If I had the ceiling height – again home gym problems – I’d likely stand on two tall boxes and position the weight directly underneath me as opposed to in front.
3. Sissy Squats
Truthfully the best option I’ve found has been the Sissy Squat machine. This is a really simple piece of equipment that can be used with a dumbbell or a barbell across the shoulders. Although it’s tricky setting up, I’ve really enjoyed doing front squat sissy squats as a Leg Blaster substitute.
Ah the age old question. Why bother doing anything different to the standard front or back squat? While squatting as a basic movement is incredibly important, there are a variety of reasons why traditional squats aren’t right for a lifter.
This year I’ve struggled quite a bit with sciatica down my right side and have found sissy squats to be a great way of still training my quads without aggravating my injuries. In pain-free moments, this movement has likewise been a wonderful way of finishing a leg workout or, at times, of pre-exhausting the quads before a set of squats. Finally, I’ve used this style of movement as a great substitute when life, or gym, circumstances mean that it’s not possible to train heavy.

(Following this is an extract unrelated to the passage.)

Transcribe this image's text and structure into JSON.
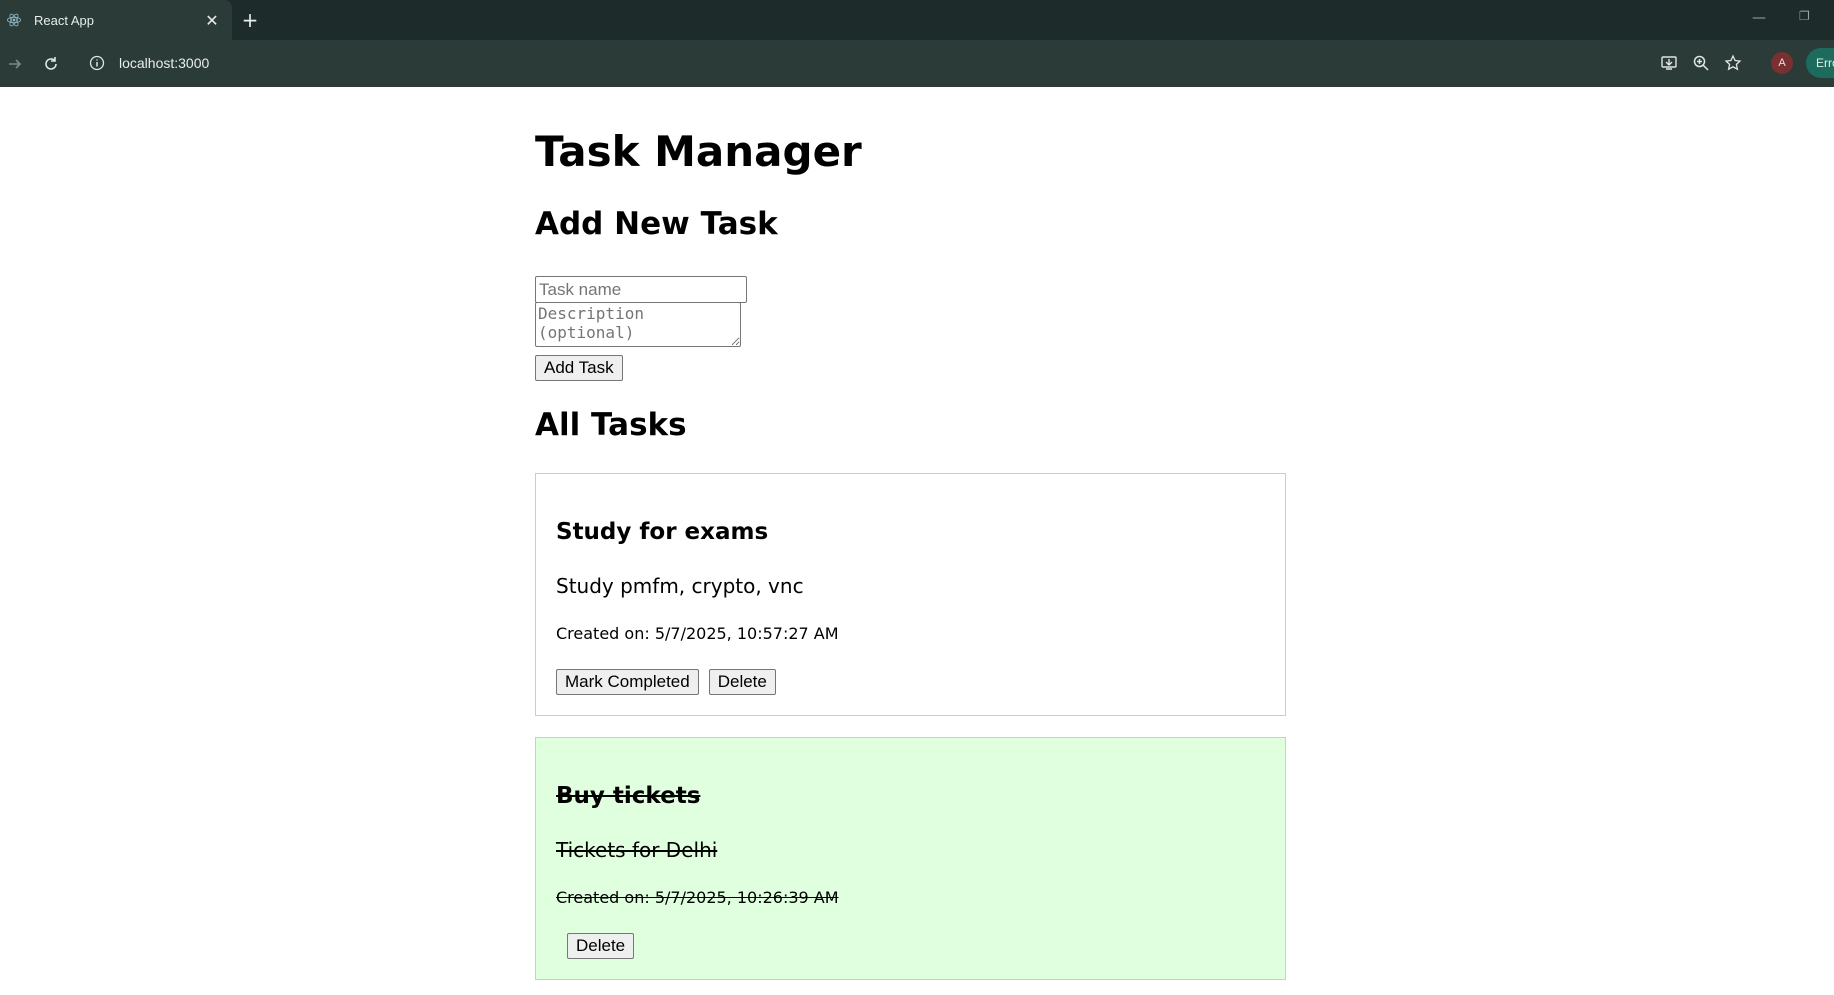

I like to think about different exercises as various tools in my ‘training toolkit’. You never know when you’ll need something different but you’ll always be thankful when you have the right solution. I live in hope that some Irish lifter or gym will be selling a Zane Leg Blaster in the near future.
As always… Happy Lifting!